We first stopped at a Mirador (viewpoint) to take photos of a kind of flatlands, then went to the famous lighthouse that marks the most northern point, before finally the sand dunes. At the dunes we were able to swim in the sea and have a well-earned cool off after a killer morning. The waves were insanely strong through, so by swim I mean stand nearby the edge of the sea, get knocked off your feet and repeat!
We were back at the hostal early afternoon and after another amazing fish dinner I slept the entire afternoon.
The next day I felt much better, but the fun wasn't over yet. We were awoken at 7am for breakfast and told to go down for 8am to wait for the jeeps, but of course they were delayed 2 hrs. The journey back to Uribia was otherwise much smoother however. We were all perplexed at why they had once again squashed us tight into one jeep though when there had been so many jeeps waiting (were the others really full of cargo?).
The final hurdle was the taxi driver from Uribia to Cuatros Vias. The tour guide had only paid him for 2 people apparently and there were 4 of us. We'd all paid as part of our tour to be taken back to Cuatros Vias, so none of us were going to pay a cent more at this stage. I had the best Spanish of our group of gringos at this point, so found myself trying to argue with him, before we escaped on a passing Flamingo bus to Riohacha leaving him cursing us and threatening to call the police. I'm sorry if he genuinely hadn't been paid enough, but as I told him he needs to take this up with the tour guide in that case.

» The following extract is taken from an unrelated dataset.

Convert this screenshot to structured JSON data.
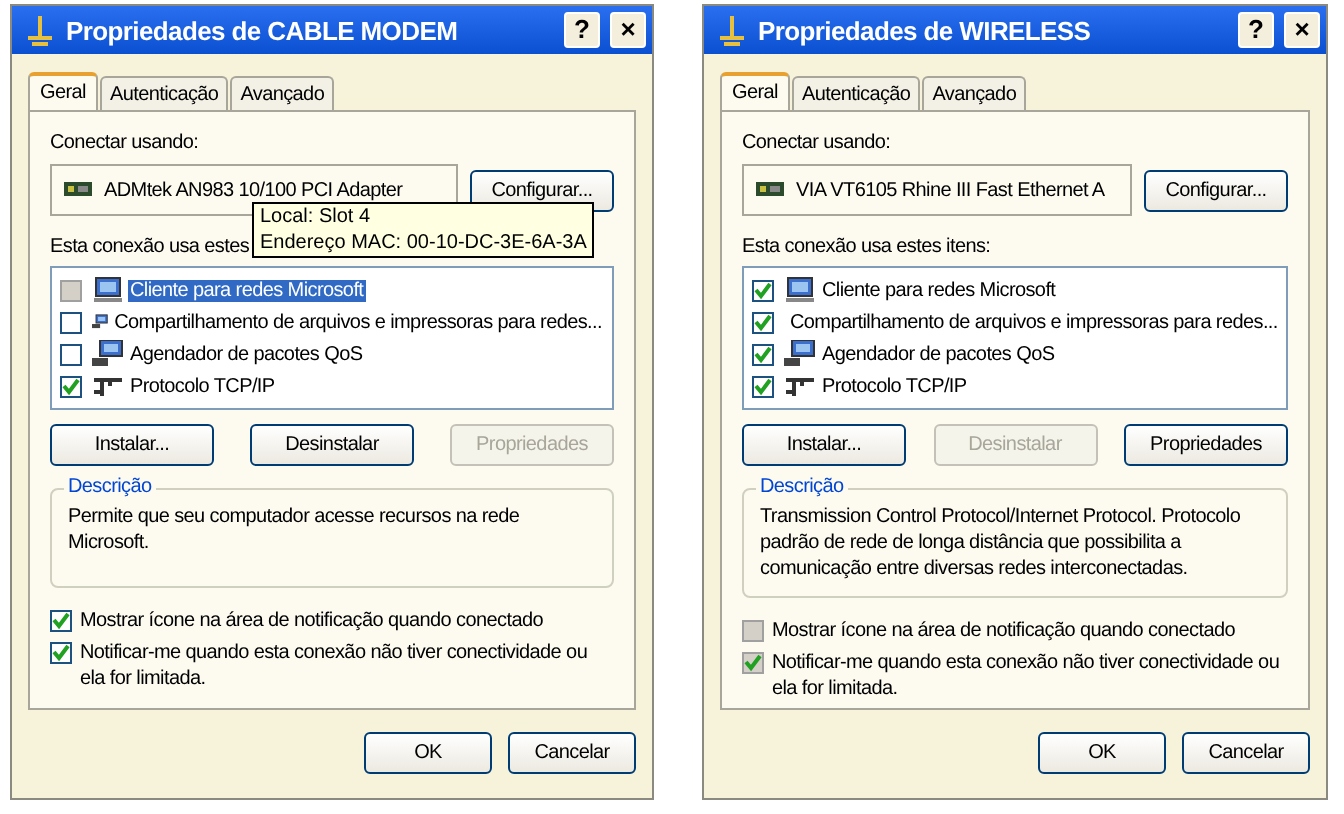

I was certainly relieved to get back to Riohacha. It had only been 2 days, but had felt like a lifetime given the way things had gone. I was exhausted.
It's the kind of place which definitely had me questioning was that really worth it? Just to see this lighthouse, some desert, goats and cactuses? But the journey, despite all the unpleasentness was something in itself and whilst not something I'll repeat, definitely something I'll remember vividly from my time in South America.